Description of the task >> All of the entries are to be returned word for word.

Entries from a dataset of interfaces:

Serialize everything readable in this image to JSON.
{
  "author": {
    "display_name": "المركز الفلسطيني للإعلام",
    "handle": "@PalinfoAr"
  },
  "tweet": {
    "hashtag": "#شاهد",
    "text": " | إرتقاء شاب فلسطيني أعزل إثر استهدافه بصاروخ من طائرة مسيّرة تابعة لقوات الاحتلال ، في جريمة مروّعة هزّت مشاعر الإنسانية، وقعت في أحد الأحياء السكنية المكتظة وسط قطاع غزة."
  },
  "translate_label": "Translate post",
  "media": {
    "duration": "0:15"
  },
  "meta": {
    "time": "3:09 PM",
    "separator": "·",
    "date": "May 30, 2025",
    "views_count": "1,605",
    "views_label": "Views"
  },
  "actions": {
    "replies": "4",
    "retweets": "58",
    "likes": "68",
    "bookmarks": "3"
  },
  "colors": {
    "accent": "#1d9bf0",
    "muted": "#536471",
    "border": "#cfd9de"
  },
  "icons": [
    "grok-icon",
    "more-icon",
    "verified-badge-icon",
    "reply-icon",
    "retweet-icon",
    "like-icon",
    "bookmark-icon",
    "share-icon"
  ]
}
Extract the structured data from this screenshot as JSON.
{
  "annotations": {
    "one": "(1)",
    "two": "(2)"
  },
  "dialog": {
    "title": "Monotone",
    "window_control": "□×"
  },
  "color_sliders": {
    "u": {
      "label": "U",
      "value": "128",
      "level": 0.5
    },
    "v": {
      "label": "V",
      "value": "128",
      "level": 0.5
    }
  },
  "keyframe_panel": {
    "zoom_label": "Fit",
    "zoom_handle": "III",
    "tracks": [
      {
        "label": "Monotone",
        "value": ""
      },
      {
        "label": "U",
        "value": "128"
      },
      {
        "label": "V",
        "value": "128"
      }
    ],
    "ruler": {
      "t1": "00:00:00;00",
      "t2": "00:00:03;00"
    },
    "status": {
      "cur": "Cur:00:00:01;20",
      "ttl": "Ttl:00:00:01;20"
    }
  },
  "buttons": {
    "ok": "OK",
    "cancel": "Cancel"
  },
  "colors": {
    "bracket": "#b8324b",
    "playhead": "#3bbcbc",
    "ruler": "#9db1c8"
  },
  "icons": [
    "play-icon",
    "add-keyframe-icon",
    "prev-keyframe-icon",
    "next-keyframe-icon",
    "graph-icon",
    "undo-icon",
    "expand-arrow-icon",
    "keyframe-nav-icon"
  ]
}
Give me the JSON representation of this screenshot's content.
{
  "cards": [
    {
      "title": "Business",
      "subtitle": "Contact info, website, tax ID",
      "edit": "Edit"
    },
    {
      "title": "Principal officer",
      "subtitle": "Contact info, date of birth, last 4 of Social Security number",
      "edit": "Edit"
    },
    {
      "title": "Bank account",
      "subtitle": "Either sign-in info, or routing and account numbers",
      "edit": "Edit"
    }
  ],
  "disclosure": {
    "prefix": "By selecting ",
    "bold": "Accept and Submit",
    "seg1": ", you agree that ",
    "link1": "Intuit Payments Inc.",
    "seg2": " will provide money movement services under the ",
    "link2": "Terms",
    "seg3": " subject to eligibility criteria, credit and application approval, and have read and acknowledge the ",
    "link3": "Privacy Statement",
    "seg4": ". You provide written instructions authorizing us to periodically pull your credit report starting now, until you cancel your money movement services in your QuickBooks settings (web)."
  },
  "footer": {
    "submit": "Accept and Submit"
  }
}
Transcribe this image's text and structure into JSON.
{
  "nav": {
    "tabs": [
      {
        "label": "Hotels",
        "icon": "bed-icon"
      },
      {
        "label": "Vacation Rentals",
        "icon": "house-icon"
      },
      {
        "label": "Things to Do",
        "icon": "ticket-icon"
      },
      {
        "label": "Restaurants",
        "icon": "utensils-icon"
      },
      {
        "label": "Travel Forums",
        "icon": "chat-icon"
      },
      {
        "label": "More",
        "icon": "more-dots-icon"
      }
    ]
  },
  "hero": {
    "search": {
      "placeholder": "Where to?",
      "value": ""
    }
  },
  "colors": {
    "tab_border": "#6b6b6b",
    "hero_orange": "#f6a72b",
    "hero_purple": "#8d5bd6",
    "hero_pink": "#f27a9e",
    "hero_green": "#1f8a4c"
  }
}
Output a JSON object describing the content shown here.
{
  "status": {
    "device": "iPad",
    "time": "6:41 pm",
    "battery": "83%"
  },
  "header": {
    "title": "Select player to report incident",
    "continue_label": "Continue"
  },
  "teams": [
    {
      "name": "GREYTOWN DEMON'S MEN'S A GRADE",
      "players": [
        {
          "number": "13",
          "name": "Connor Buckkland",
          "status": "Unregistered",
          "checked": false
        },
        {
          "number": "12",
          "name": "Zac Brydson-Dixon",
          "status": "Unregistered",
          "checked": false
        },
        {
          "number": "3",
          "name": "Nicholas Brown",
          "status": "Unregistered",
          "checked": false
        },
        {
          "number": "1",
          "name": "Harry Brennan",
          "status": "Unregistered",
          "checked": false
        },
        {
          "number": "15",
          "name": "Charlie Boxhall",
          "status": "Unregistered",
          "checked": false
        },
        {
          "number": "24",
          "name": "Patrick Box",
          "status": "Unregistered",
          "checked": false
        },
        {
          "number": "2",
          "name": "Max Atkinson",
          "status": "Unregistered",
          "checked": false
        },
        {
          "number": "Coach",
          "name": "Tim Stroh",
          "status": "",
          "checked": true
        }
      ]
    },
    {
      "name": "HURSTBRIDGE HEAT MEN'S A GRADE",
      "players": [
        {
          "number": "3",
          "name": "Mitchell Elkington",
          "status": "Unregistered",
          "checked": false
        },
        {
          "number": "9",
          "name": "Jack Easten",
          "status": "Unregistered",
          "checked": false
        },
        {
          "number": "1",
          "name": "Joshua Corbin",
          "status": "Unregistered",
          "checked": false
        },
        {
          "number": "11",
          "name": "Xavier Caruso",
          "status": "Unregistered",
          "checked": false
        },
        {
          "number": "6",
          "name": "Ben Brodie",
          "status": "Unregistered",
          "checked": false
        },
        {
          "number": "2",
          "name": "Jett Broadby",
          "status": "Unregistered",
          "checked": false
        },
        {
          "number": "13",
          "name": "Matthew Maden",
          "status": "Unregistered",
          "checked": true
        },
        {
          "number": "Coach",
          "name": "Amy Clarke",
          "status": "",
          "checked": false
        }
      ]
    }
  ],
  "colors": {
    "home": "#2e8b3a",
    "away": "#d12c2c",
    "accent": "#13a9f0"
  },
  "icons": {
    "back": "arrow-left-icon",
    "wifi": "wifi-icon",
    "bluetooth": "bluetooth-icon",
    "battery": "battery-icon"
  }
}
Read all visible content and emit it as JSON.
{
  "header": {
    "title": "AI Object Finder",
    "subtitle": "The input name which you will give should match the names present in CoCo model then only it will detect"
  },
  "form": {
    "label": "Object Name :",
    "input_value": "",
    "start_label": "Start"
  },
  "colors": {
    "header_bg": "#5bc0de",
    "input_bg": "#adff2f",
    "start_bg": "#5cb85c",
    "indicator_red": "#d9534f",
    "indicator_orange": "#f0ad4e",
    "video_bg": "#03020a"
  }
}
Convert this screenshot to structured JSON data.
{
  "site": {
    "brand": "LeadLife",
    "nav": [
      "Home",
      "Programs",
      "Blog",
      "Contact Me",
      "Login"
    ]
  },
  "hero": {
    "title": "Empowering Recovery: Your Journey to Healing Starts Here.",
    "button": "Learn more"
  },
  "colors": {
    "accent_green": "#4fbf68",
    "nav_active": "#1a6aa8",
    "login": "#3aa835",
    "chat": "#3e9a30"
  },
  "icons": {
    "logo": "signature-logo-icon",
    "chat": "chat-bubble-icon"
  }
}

Answer to the exercise >>
Serialize everything readable in this image to JSON.
{
  "author": {
    "display_name": "المركز الفلسطيني للإعلام",
    "handle": "@PalinfoAr"
  },
  "tweet": {
    "hashtag": "#شاهد",
    "text": " | إرتقاء شاب فلسطيني أعزل إثر استهدافه بصاروخ من طائرة مسيّرة تابعة لقوات الاحتلال ، في جريمة مروّعة هزّت مشاعر الإنسانية، وقعت في أحد الأحياء السكنية المكتظة وسط قطاع غزة."
  },
  "translate_label": "Translate post",
  "media": {
    "duration": "0:15"
  },
  "meta": {
    "time": "3:09 PM",
    "separator": "·",
    "date": "May 30, 2025",
    "views_count": "1,605",
    "views_label": "Views"
  },
  "actions": {
    "replies": "4",
    "retweets": "58",
    "likes": "68",
    "bookmarks": "3"
  },
  "colors": {
    "accent": "#1d9bf0",
    "muted": "#536471",
    "border": "#cfd9de"
  },
  "icons": [
    "grok-icon",
    "more-icon",
    "verified-badge-icon",
    "reply-icon",
    "retweet-icon",
    "like-icon",
    "bookmark-icon",
    "share-icon"
  ]
}
Extract the structured data from this screenshot as JSON.
{
  "annotations": {
    "one": "(1)",
    "two": "(2)"
  },
  "dialog": {
    "title": "Monotone",
    "window_control": "□×"
  },
  "color_sliders": {
    "u": {
      "label": "U",
      "value": "128",
      "level": 0.5
    },
    "v": {
      "label": "V",
      "value": "128",
      "level": 0.5
    }
  },
  "keyframe_panel": {
    "zoom_label": "Fit",
    "zoom_handle": "III",
    "tracks": [
      {
        "label": "Monotone",
        "value": ""
      },
      {
        "label": "U",
        "value": "128"
      },
      {
        "label": "V",
        "value": "128"
      }
    ],
    "ruler": {
      "t1": "00:00:00;00",
      "t2": "00:00:03;00"
    },
    "status": {
      "cur": "Cur:00:00:01;20",
      "ttl": "Ttl:00:00:01;20"
    }
  },
  "buttons": {
    "ok": "OK",
    "cancel": "Cancel"
  },
  "colors": {
    "bracket": "#b8324b",
    "playhead": "#3bbcbc",
    "ruler": "#9db1c8"
  },
  "icons": [
    "play-icon",
    "add-keyframe-icon",
    "prev-keyframe-icon",
    "next-keyframe-icon",
    "graph-icon",
    "undo-icon",
    "expand-arrow-icon",
    "keyframe-nav-icon"
  ]
}
Give me the JSON representation of this screenshot's content.
{
  "cards": [
    {
      "title": "Business",
      "subtitle": "Contact info, website, tax ID",
      "edit": "Edit"
    },
    {
      "title": "Principal officer",
      "subtitle": "Contact info, date of birth, last 4 of Social Security number",
      "edit": "Edit"
    },
    {
      "title": "Bank account",
      "subtitle": "Either sign-in info, or routing and account numbers",
      "edit": "Edit"
    }
  ],
  "disclosure": {
    "prefix": "By selecting ",
    "bold": "Accept and Submit",
    "seg1": ", you agree that ",
    "link1": "Intuit Payments Inc.",
    "seg2": " will provide money movement services under the ",
    "link2": "Terms",
    "seg3": " subject to eligibility criteria, credit and application approval, and have read and acknowledge the ",
    "link3": "Privacy Statement",
    "seg4": ". You provide written instructions authorizing us to periodically pull your credit report starting now, until you cancel your money movement services in your QuickBooks settings (web)."
  },
  "footer": {
    "submit": "Accept and Submit"
  }
}
Transcribe this image's text and structure into JSON.
{
  "nav": {
    "tabs": [
      {
        "label": "Hotels",
        "icon": "bed-icon"
      },
      {
        "label": "Vacation Rentals",
        "icon": "house-icon"
      },
      {
        "label": "Things to Do",
        "icon": "ticket-icon"
      },
      {
        "label": "Restaurants",
        "icon": "utensils-icon"
      },
      {
        "label": "Travel Forums",
        "icon": "chat-icon"
      },
      {
        "label": "More",
        "icon": "more-dots-icon"
      }
    ]
  },
  "hero": {
    "search": {
      "placeholder": "Where to?",
      "value": ""
    }
  },
  "colors": {
    "tab_border": "#6b6b6b",
    "hero_orange": "#f6a72b",
    "hero_purple": "#8d5bd6",
    "hero_pink": "#f27a9e",
    "hero_green": "#1f8a4c"
  }
}
Output a JSON object describing the content shown here.
{
  "status": {
    "device": "iPad",
    "time": "6:41 pm",
    "battery": "83%"
  },
  "header": {
    "title": "Select player to report incident",
    "continue_label": "Continue"
  },
  "teams": [
    {
      "name": "GREYTOWN DEMON'S MEN'S A GRADE",
      "players": [
        {
          "number": "13",
          "name": "Connor Buckkland",
          "status": "Unregistered",
          "checked": false
        },
        {
          "number": "12",
          "name": "Zac Brydson-Dixon",
          "status": "Unregistered",
          "checked": false
        },
        {
          "number": "3",
          "name": "Nicholas Brown",
          "status": "Unregistered",
          "checked": false
        },
        {
          "number": "1",
          "name": "Harry Brennan",
          "status": "Unregistered",
          "checked": false
        },
        {
          "number": "15",
          "name": "Charlie Boxhall",
          "status": "Unregistered",
          "checked": false
        },
        {
          "number": "24",
          "name": "Patrick Box",
          "status": "Unregistered",
          "checked": false
        },
        {
          "number": "2",
          "name": "Max Atkinson",
          "status": "Unregistered",
          "checked": false
        },
        {
          "number": "Coach",
          "name": "Tim Stroh",
          "status": "",
          "checked": true
        }
      ]
    },
    {
      "name": "HURSTBRIDGE HEAT MEN'S A GRADE",
      "players": [
        {
          "number": "3",
          "name": "Mitchell Elkington",
          "status": "Unregistered",
          "checked": false
        },
        {
          "number": "9",
          "name": "Jack Easten",
          "status": "Unregistered",
          "checked": false
        },
        {
          "number": "1",
          "name": "Joshua Corbin",
          "status": "Unregistered",
          "checked": false
        },
        {
          "number": "11",
          "name": "Xavier Caruso",
          "status": "Unregistered",
          "checked": false
        },
        {
          "number": "6",
          "name": "Ben Brodie",
          "status": "Unregistered",
          "checked": false
        },
        {
          "number": "2",
          "name": "Jett Broadby",
          "status": "Unregistered",
          "checked": false
        },
        {
          "number": "13",
          "name": "Matthew Maden",
          "status": "Unregistered",
          "checked": true
        },
        {
          "number": "Coach",
          "name": "Amy Clarke",
          "status": "",
          "checked": false
        }
      ]
    }
  ],
  "colors": {
    "home": "#2e8b3a",
    "away": "#d12c2c",
    "accent": "#13a9f0"
  },
  "icons": {
    "back": "arrow-left-icon",
    "wifi": "wifi-icon",
    "bluetooth": "bluetooth-icon",
    "battery": "battery-icon"
  }
}
Read all visible content and emit it as JSON.
{
  "header": {
    "title": "AI Object Finder",
    "subtitle": "The input name which you will give should match the names present in CoCo model then only it will detect"
  },
  "form": {
    "label": "Object Name :",
    "input_value": "",
    "start_label": "Start"
  },
  "colors": {
    "header_bg": "#5bc0de",
    "input_bg": "#adff2f",
    "start_bg": "#5cb85c",
    "indicator_red": "#d9534f",
    "indicator_orange": "#f0ad4e",
    "video_bg": "#03020a"
  }
}
Convert this screenshot to structured JSON data.
{
  "site": {
    "brand": "LeadLife",
    "nav": [
      "Home",
      "Programs",
      "Blog",
      "Contact Me",
      "Login"
    ]
  },
  "hero": {
    "title": "Empowering Recovery: Your Journey to Healing Starts Here.",
    "button": "Learn more"
  },
  "colors": {
    "accent_green": "#4fbf68",
    "nav_active": "#1a6aa8",
    "login": "#3aa835",
    "chat": "#3e9a30"
  },
  "icons": {
    "logo": "signature-logo-icon",
    "chat": "chat-bubble-icon"
  }
}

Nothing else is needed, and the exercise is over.